So what are most people doing more than ever as middle-aged people? Working, of course. A long-standing gripe in the U.S. is the current economic system based around long workdays.

Journalists work on an on-call basis. There are many unappreciated hours for breaking news and coverage that runs longer than a 9-5.

This was my choice, my calling. I’m prepared to take it all on. But each hour adds another weight to my chest. I know every job has its unique stressors that make 40 hours feel like 80.

It’s all connected, too much to include in a single article. But we work to our deaths here and all people get are good-intentioned, yet trademark phrases like “I can’t believe this” and “I had no idea.”

If you’re hurting, please seek help

It’s the sendoff to every tweet, maybe with a link to a hotline or a source. Those places make a huge difference, offering a last line of defense, so to speak. But they should never be used as much as they are now.
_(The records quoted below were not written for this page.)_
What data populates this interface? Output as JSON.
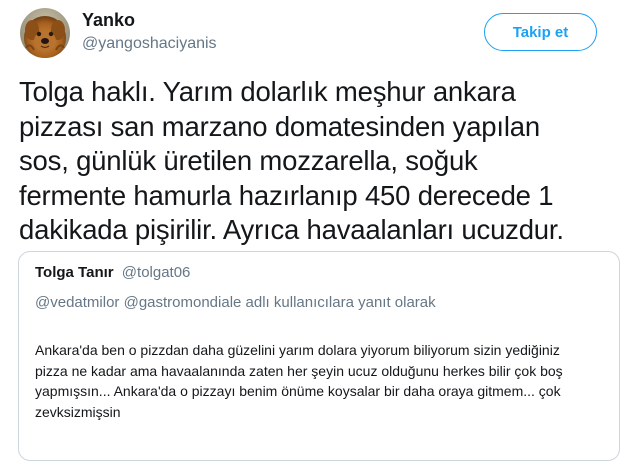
{
  "author": {
    "name": "Yanko",
    "handle": "@yangoshaciyanis",
    "avatar_icon": "dog-avatar-icon"
  },
  "follow_button": {
    "label": "Takip et",
    "color": "#1da1f2"
  },
  "tweet": {
    "lines": [
      "Tolga haklı. Yarım dolarlık meşhur ankara",
      "pizzası san marzano domatesinden yapılan",
      "sos, günlük üretilen mozzarella, soğuk",
      "fermente hamurla hazırlanıp 450 derecede 1",
      "dakikada pişirilir. Ayrıca havaalanları ucuzdur."
    ]
  },
  "quoted_tweet": {
    "name": "Tolga Tanır",
    "handle": "@tolgat06",
    "reply_context": "@vedatmilor @gastromondiale adlı kullanıcılara yanıt olarak",
    "lines": [
      "Ankara'da ben o pizzdan daha güzelini yarım dolara yiyorum biliyorum sizin yediğiniz",
      "pizza ne kadar ama havaalanında zaten her şeyin ucuz olduğunu herkes bilir çok boş",
      "yapmışsın... Ankara'da o pizzayı benim önüme koysalar bir daha oraya gitmem... çok",
      "zevksizmişsin"
    ]
  }
}
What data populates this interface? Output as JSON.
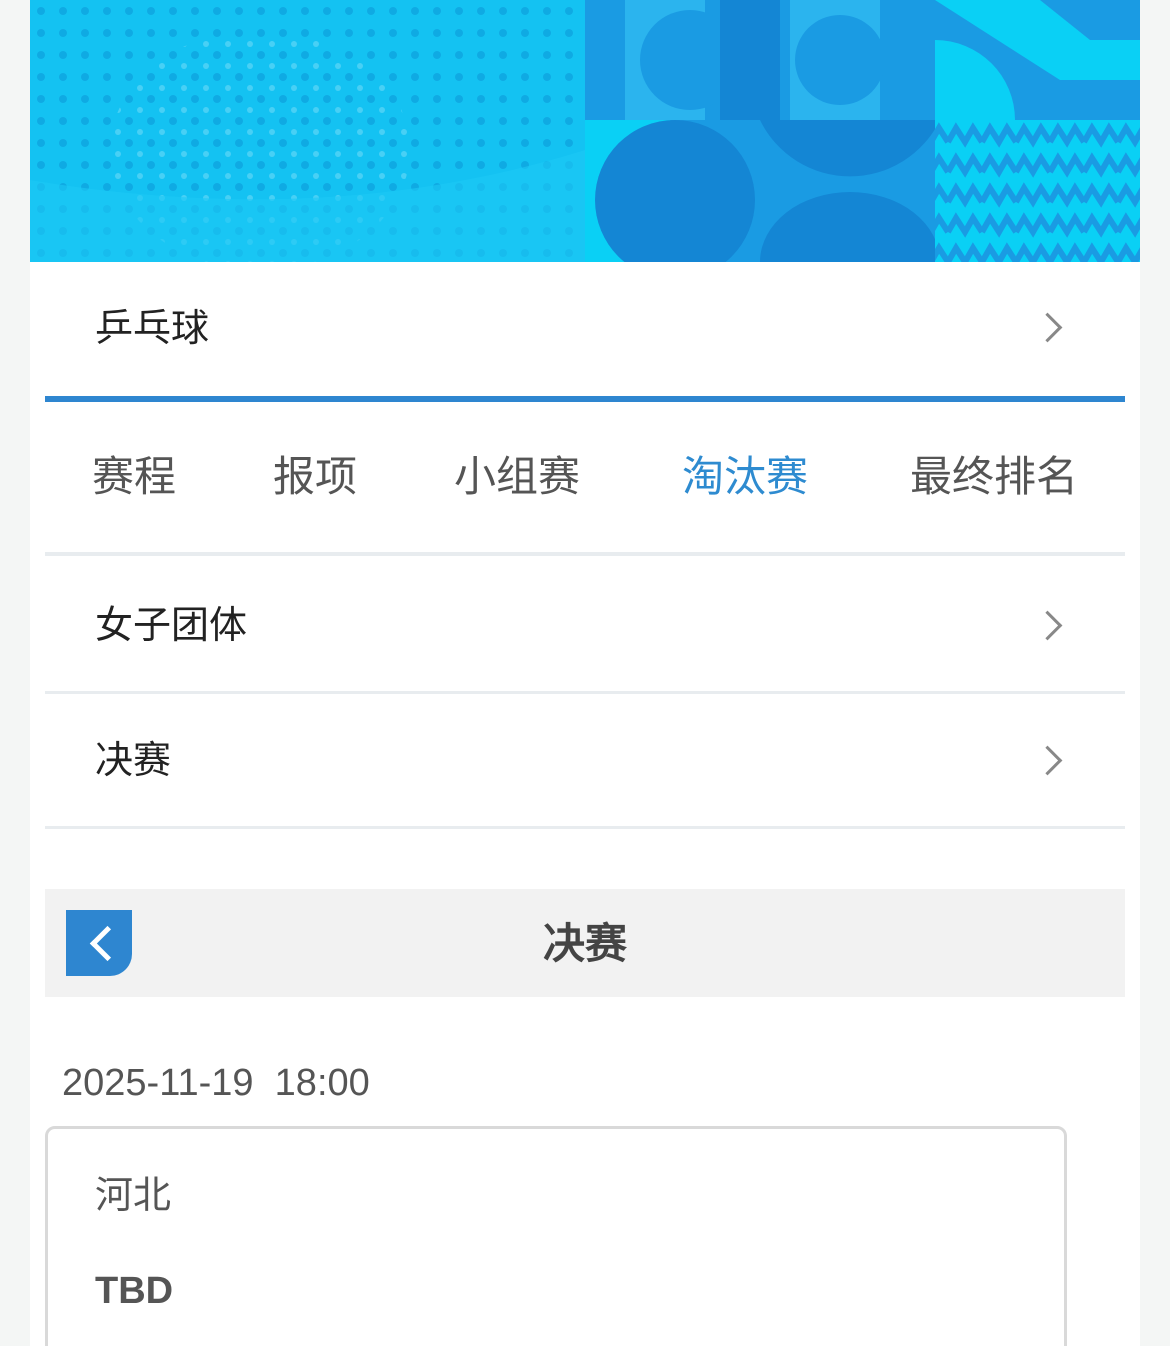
{
  "sport": {
    "label": "乒乓球"
  },
  "tabs": [
    {
      "label": "赛程"
    },
    {
      "label": "报项"
    },
    {
      "label": "小组赛"
    },
    {
      "label": "淘汰赛"
    },
    {
      "label": "最终排名"
    }
  ],
  "event": {
    "label": "女子团体"
  },
  "round": {
    "label": "决赛"
  },
  "stage": {
    "title": "决赛"
  },
  "match": {
    "datetime": "2025-11-19  18:00",
    "team1": "河北",
    "team2": "TBD"
  },
  "colors": {
    "accent": "#2e86d0",
    "banner_light": "#14c2f2",
    "banner_dark": "#1a9be3"
  },
  "icons": {
    "chevron": "chevron-right-icon",
    "back": "back-arrow-icon"
  }
}
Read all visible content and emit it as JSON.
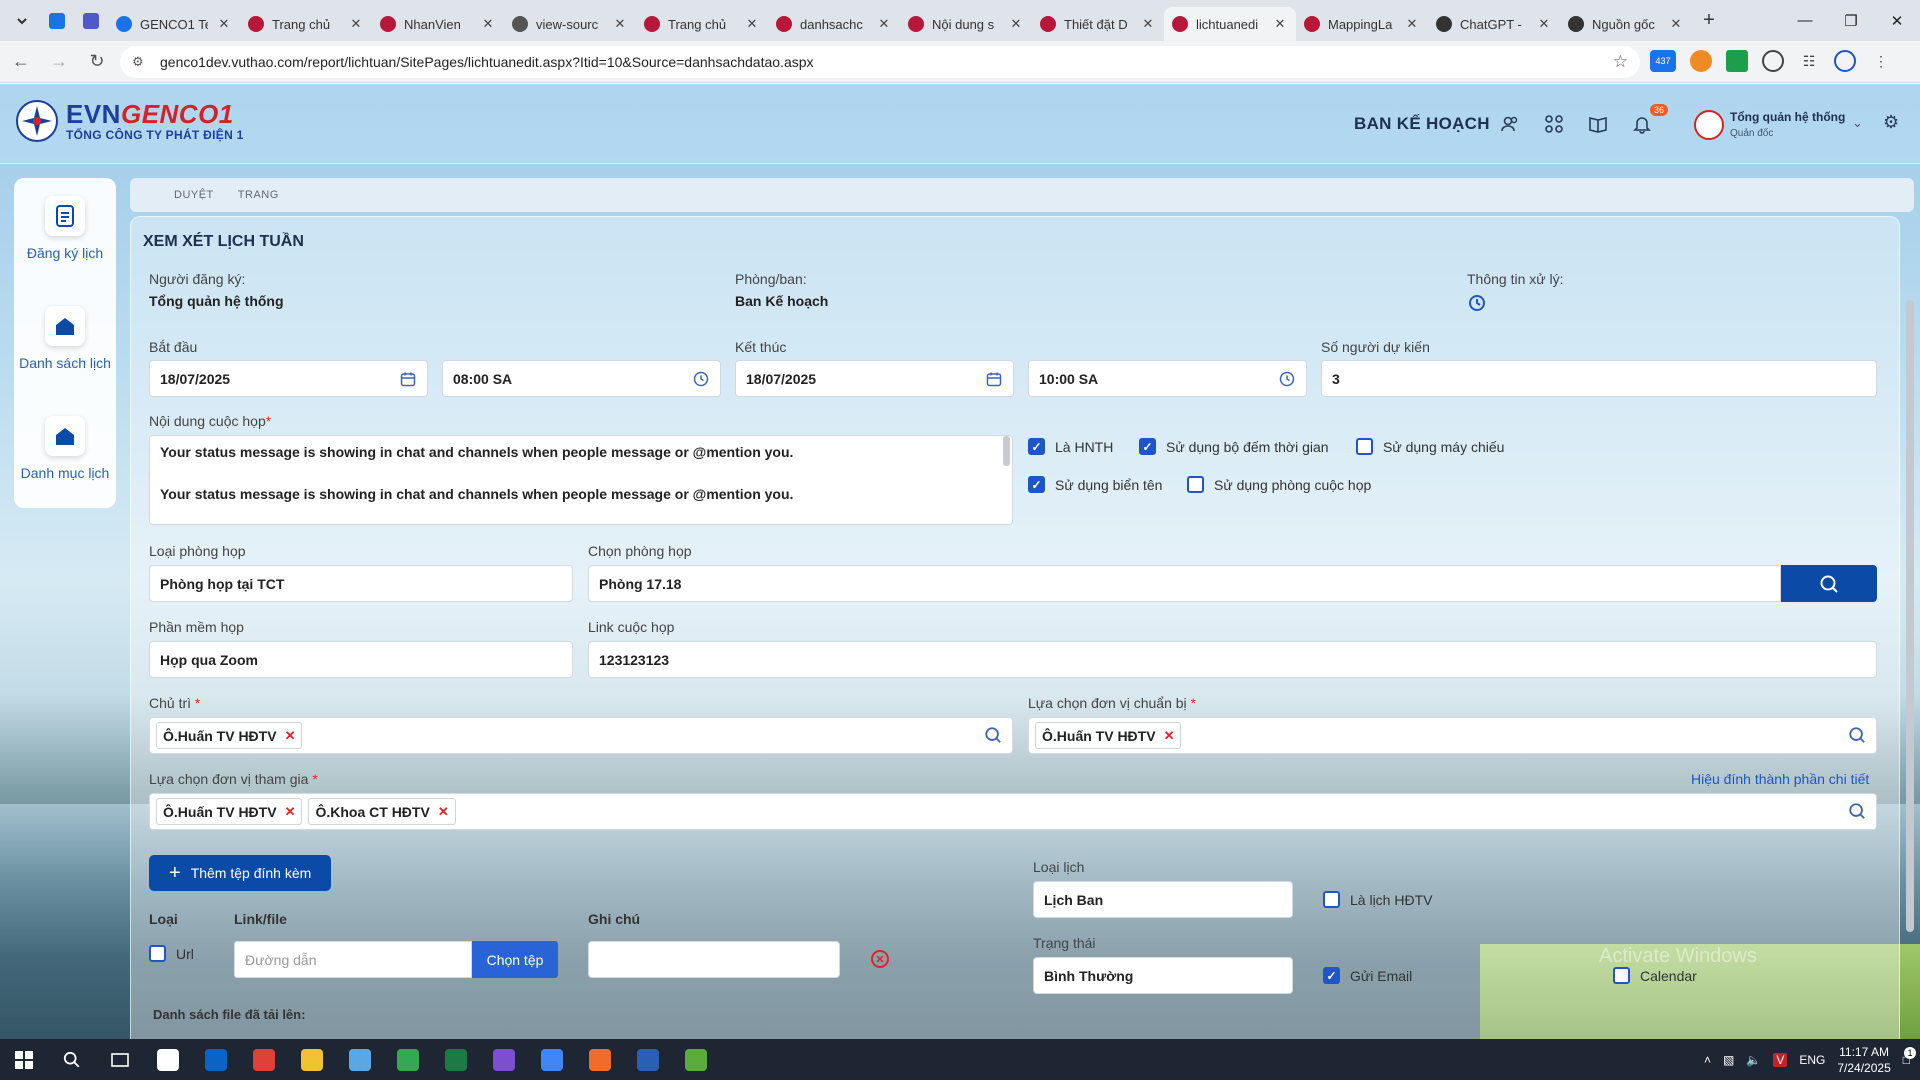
{
  "browser": {
    "tabs": [
      {
        "label": "GENCO1 Te",
        "color": "#1a73e8"
      },
      {
        "label": "Trang chủ",
        "color": "#b7183a"
      },
      {
        "label": "NhanVien",
        "color": "#b7183a"
      },
      {
        "label": "view-sourc",
        "color": "#555555"
      },
      {
        "label": "Trang chủ",
        "color": "#b7183a"
      },
      {
        "label": "danhsachc",
        "color": "#b7183a"
      },
      {
        "label": "Nội dung s",
        "color": "#b7183a"
      },
      {
        "label": "Thiết đặt D",
        "color": "#b7183a"
      },
      {
        "label": "lichtuanedi",
        "color": "#b7183a",
        "active": true
      },
      {
        "label": "MappingLa",
        "color": "#b7183a"
      },
      {
        "label": "ChatGPT -",
        "color": "#333333"
      },
      {
        "label": "Nguồn gốc",
        "color": "#333333"
      }
    ],
    "url": "genco1dev.vuthao.com/report/lichtuan/SitePages/lichtuanedit.aspx?Itid=10&Source=danhsachdatao.aspx",
    "ext_badge": "437"
  },
  "header": {
    "logo_main": "EVN",
    "logo_accent": "GENCO1",
    "logo_sub": "TỔNG CÔNG TY PHÁT ĐIỆN 1",
    "dept_title": "BAN KẾ HOẠCH",
    "notif_count": "36",
    "user_name": "Tổng quản hệ thống",
    "user_role": "Quản đốc"
  },
  "sidebar": {
    "items": [
      {
        "label": "Đăng ký lịch",
        "icon": "document-icon"
      },
      {
        "label": "Danh sách lịch",
        "icon": "home-icon"
      },
      {
        "label": "Danh mục lịch",
        "icon": "home-icon"
      }
    ]
  },
  "breadcrumb": [
    "DUYỆT",
    "TRANG"
  ],
  "form": {
    "title": "XEM XÉT LỊCH TUẦN",
    "registrant_label": "Người đăng ký:",
    "registrant_value": "Tổng quản hệ thống",
    "dept_label": "Phòng/ban:",
    "dept_value": "Ban Kế hoạch",
    "process_label": "Thông tin xử lý:",
    "start_label": "Bắt đầu",
    "start_date": "18/07/2025",
    "start_time": "08:00 SA",
    "end_label": "Kết thúc",
    "end_date": "18/07/2025",
    "end_time": "10:00 SA",
    "attendees_label": "Số người dự kiến",
    "attendees_value": "3",
    "content_label": "Nội dung cuộc họp",
    "content_lines": [
      "Your status message is showing in chat and channels when people message or @mention you.",
      "",
      "Your status message is showing in chat and channels when people message or @mention you."
    ],
    "options": [
      {
        "label": "Là HNTH",
        "checked": true
      },
      {
        "label": "Sử dụng bộ đếm thời gian",
        "checked": true
      },
      {
        "label": "Sử dụng máy chiếu",
        "checked": false
      },
      {
        "label": "Sử dụng biển tên",
        "checked": true
      },
      {
        "label": "Sử dụng phòng cuộc họp",
        "checked": false
      }
    ],
    "room_type_label": "Loại phòng họp",
    "room_type_value": "Phòng họp tại TCT",
    "room_label": "Chọn phòng họp",
    "room_value": "Phòng 17.18",
    "software_label": "Phần mềm họp",
    "software_value": "Họp qua Zoom",
    "link_label": "Link cuộc họp",
    "link_value": "123123123",
    "chair_label": "Chủ trì",
    "chair_tags": [
      "Ô.Huấn TV HĐTV"
    ],
    "prep_label": "Lựa chọn đơn vị chuẩn bị",
    "prep_tags": [
      "Ô.Huấn TV HĐTV"
    ],
    "participants_label": "Lựa chọn đơn vị tham gia",
    "participants_tags": [
      "Ô.Huấn TV HĐTV",
      "Ô.Khoa CT HĐTV"
    ],
    "edit_details_link": "Hiệu đính thành phần chi tiết",
    "add_attachment": "Thêm tệp đính kèm",
    "col_type": "Loại",
    "col_link": "Link/file",
    "col_note": "Ghi chú",
    "url_checkbox": "Url",
    "path_placeholder": "Đường dẫn",
    "choose_file": "Chọn tệp",
    "uploaded_label": "Danh sách file đã tải lên:",
    "schedule_type_label": "Loại lịch",
    "schedule_type_value": "Lịch Ban",
    "board_schedule": "Là lịch HĐTV",
    "status_label": "Trạng thái",
    "status_value": "Bình Thường",
    "send_email": "Gửi Email",
    "calendar": "Calendar"
  },
  "watermark": "Activate Windows",
  "taskbar": {
    "apps": [
      {
        "name": "notion-icon",
        "color": "#ffffff"
      },
      {
        "name": "outlook-icon",
        "color": "#0a64c8"
      },
      {
        "name": "anydesk-icon",
        "color": "#e0403a"
      },
      {
        "name": "file-explorer-icon",
        "color": "#f1c232"
      },
      {
        "name": "app-icon",
        "color": "#5aa7e6"
      },
      {
        "name": "chrome-icon",
        "color": "#34a853"
      },
      {
        "name": "excel-icon",
        "color": "#1d7a45"
      },
      {
        "name": "visual-studio-icon",
        "color": "#7b4fd0"
      },
      {
        "name": "chrome-icon",
        "color": "#4285f4"
      },
      {
        "name": "postman-icon",
        "color": "#ef6c2a"
      },
      {
        "name": "word-icon",
        "color": "#2b5fb4"
      },
      {
        "name": "notepad-icon",
        "color": "#5aad3c"
      }
    ],
    "lang": "ENG",
    "time": "11:17 AM",
    "date": "7/24/2025",
    "notif_count": "1"
  }
}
It starts at home and with our educators. Schools of all levels generally don’t check in with students unless they self-report or exhibit clear signs that a teacher — who likely is also underpaid and is not suited to handle mental health — brings up with the student or administrators.

I learned the textbook definition of “depression.” I sure don’t remember it now, but teachers taught me about that and the different illicit drugs that can lead to it. Problem solved, right?

Self-worth comes from within and must matter more than outside sentiments or personal regret. Being happy with yourself is an unbelievable challenge, but that’s where the search begins.

— Michael Sicoli, editor-in-chief

Therapy can help. Offloading any day-to-day issues as well as long-term concerns eases that shouldered weight. It’s incredibly rare to have unimpeded, open conversations.

However, even therapy has its drawbacks, namely accessibility. Many college students have the luxury of free, on-campus counseling services, but the average session costs $100-$200 each for everyone else, according to a 2019 study by SimplePractice. Some are covered by insurance, but that’s another luxury many Americans can’t afford.

Going to school to become a therapist takes tons of time and money, hence the exorbitant prices. Now you are talking about the student loan crisis led by overzealous millionaires seeking to gain an extra buck.

It’s a constant cycle that leaves Americans of all ages and demographics dead by their own hand. In fact, the AFSP reported that firearms accounted for almost 53% of American suicides in 2020. There are more layers than you can count — it’s never as simple as increasing awareness.


What’s left behind

Even though I feel empty and lifeless at times, I’m still here. I have friends and family to thank for that, but I want to share a quick sentiment with this community.

For the longest time, I kept myself going on the principle that I’d hurt others if I just gave up. I recently realized that this is an unsustainable mindset. Self-worth comes from within and must matter more than outside sentiments or personal regret. Being happy with yourself is an unbelievable challenge, but that’s where the search begins.

What you are feeling is unique to you, and I cannot relate to it. However, you must know you aren’t alone. I do not know you or your struggle, but I care for your well-being.

Consider it a fraternity. We have to care for each other because we cannot count on things to change. People will always be suffering, and millions have it much worse than I have.

Convey your thoughts to anyone you care about. It’s a step toward a better future mindset with a focus on your own mental health.

I wish I could’ve met Meyer. In a way, I feel like I let her down, and I don’t want that for anyone. All I can do is share a message I believe is worth announcing.

Focus on self-worth. Help others do the same. We only have each other, and sometimes that needs to be enough.